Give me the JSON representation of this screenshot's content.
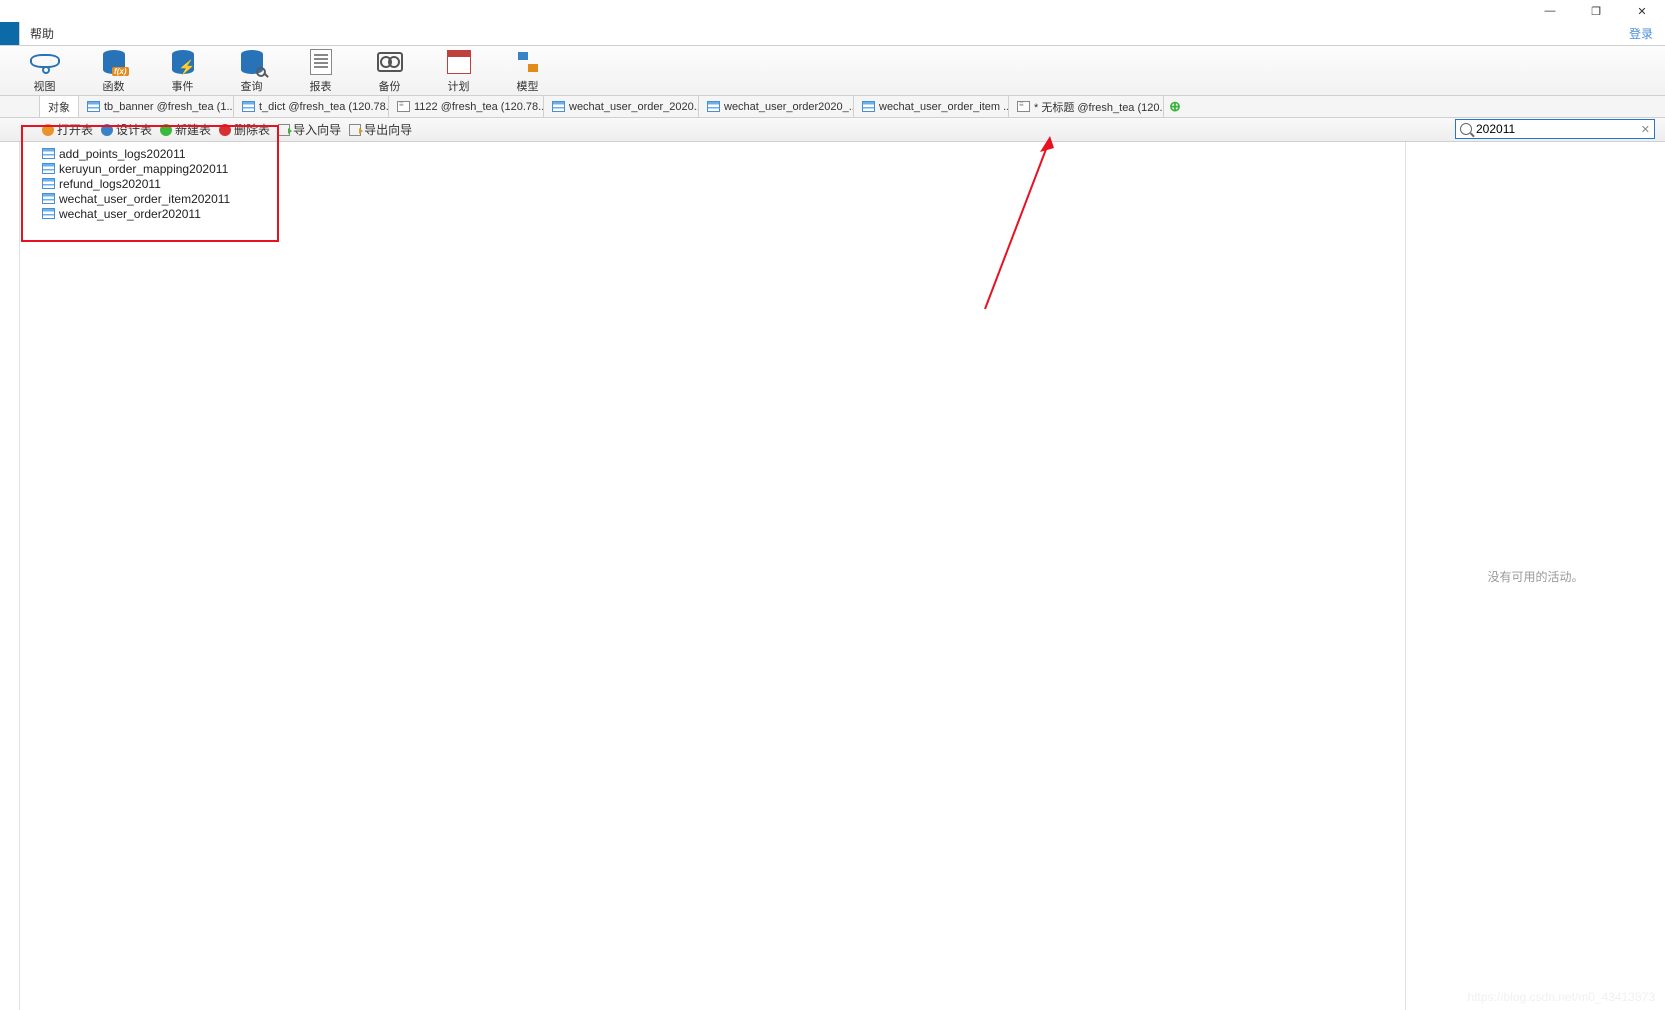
{
  "window": {
    "minimize": "—",
    "maximize": "❐",
    "close": "✕"
  },
  "menu": {
    "help": "帮助",
    "login": "登录"
  },
  "toolbar": {
    "view": "视图",
    "function": "函数",
    "event": "事件",
    "query": "查询",
    "report": "报表",
    "backup": "备份",
    "schedule": "计划",
    "model": "模型",
    "fx_badge": "f(x)"
  },
  "tabs": [
    {
      "label": "对象",
      "type": "active"
    },
    {
      "label": "tb_banner @fresh_tea (1...",
      "type": "table"
    },
    {
      "label": "t_dict @fresh_tea (120.78...",
      "type": "table"
    },
    {
      "label": "1122 @fresh_tea (120.78...",
      "type": "query"
    },
    {
      "label": "wechat_user_order_2020...",
      "type": "table"
    },
    {
      "label": "wechat_user_order2020_...",
      "type": "table"
    },
    {
      "label": "wechat_user_order_item ...",
      "type": "table"
    },
    {
      "label": "* 无标题 @fresh_tea (120...",
      "type": "query"
    }
  ],
  "subtoolbar": {
    "open": "打开表",
    "design": "设计表",
    "new": "新建表",
    "delete": "删除表",
    "import": "导入向导",
    "export": "导出向导"
  },
  "search": {
    "value": "202011"
  },
  "objects": [
    "add_points_logs202011",
    "keruyun_order_mapping202011",
    "refund_logs202011",
    "wechat_user_order_item202011",
    "wechat_user_order202011"
  ],
  "right_panel": {
    "empty": "没有可用的活动。"
  },
  "watermark": "https://blog.csdn.net/m0_43413873"
}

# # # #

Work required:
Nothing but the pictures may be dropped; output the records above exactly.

Output of the task:
Give me the JSON representation of this screenshot's content.
{
  "window": {
    "minimize": "—",
    "maximize": "❐",
    "close": "✕"
  },
  "menu": {
    "help": "帮助",
    "login": "登录"
  },
  "toolbar": {
    "view": "视图",
    "function": "函数",
    "event": "事件",
    "query": "查询",
    "report": "报表",
    "backup": "备份",
    "schedule": "计划",
    "model": "模型",
    "fx_badge": "f(x)"
  },
  "tabs": [
    {
      "label": "对象",
      "type": "active"
    },
    {
      "label": "tb_banner @fresh_tea (1...",
      "type": "table"
    },
    {
      "label": "t_dict @fresh_tea (120.78...",
      "type": "table"
    },
    {
      "label": "1122 @fresh_tea (120.78...",
      "type": "query"
    },
    {
      "label": "wechat_user_order_2020...",
      "type": "table"
    },
    {
      "label": "wechat_user_order2020_...",
      "type": "table"
    },
    {
      "label": "wechat_user_order_item ...",
      "type": "table"
    },
    {
      "label": "* 无标题 @fresh_tea (120...",
      "type": "query"
    }
  ],
  "subtoolbar": {
    "open": "打开表",
    "design": "设计表",
    "new": "新建表",
    "delete": "删除表",
    "import": "导入向导",
    "export": "导出向导"
  },
  "search": {
    "value": "202011"
  },
  "objects": [
    "add_points_logs202011",
    "keruyun_order_mapping202011",
    "refund_logs202011",
    "wechat_user_order_item202011",
    "wechat_user_order202011"
  ],
  "right_panel": {
    "empty": "没有可用的活动。"
  },
  "watermark": "https://blog.csdn.net/m0_43413873"
}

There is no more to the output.